__Assignment__.
The full set of records must be printed exactly as given.
START Source data
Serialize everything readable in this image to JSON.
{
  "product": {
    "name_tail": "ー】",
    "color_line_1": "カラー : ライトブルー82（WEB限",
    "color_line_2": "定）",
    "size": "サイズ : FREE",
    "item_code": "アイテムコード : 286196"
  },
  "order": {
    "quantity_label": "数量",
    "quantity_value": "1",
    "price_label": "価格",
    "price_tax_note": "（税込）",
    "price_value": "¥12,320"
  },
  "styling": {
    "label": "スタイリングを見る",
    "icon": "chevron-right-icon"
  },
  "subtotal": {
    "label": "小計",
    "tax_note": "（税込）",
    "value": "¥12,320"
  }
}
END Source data
__Expected output__.
Serialize everything readable in this image to JSON.
{
  "product": {
    "name_tail": "ー】",
    "color_line_1": "カラー : ライトブルー82（WEB限",
    "color_line_2": "定）",
    "size": "サイズ : FREE",
    "item_code": "アイテムコード : 286196"
  },
  "order": {
    "quantity_label": "数量",
    "quantity_value": "1",
    "price_label": "価格",
    "price_tax_note": "（税込）",
    "price_value": "¥12,320"
  },
  "styling": {
    "label": "スタイリングを見る",
    "icon": "chevron-right-icon"
  },
  "subtotal": {
    "label": "小計",
    "tax_note": "（税込）",
    "value": "¥12,320"
  }
}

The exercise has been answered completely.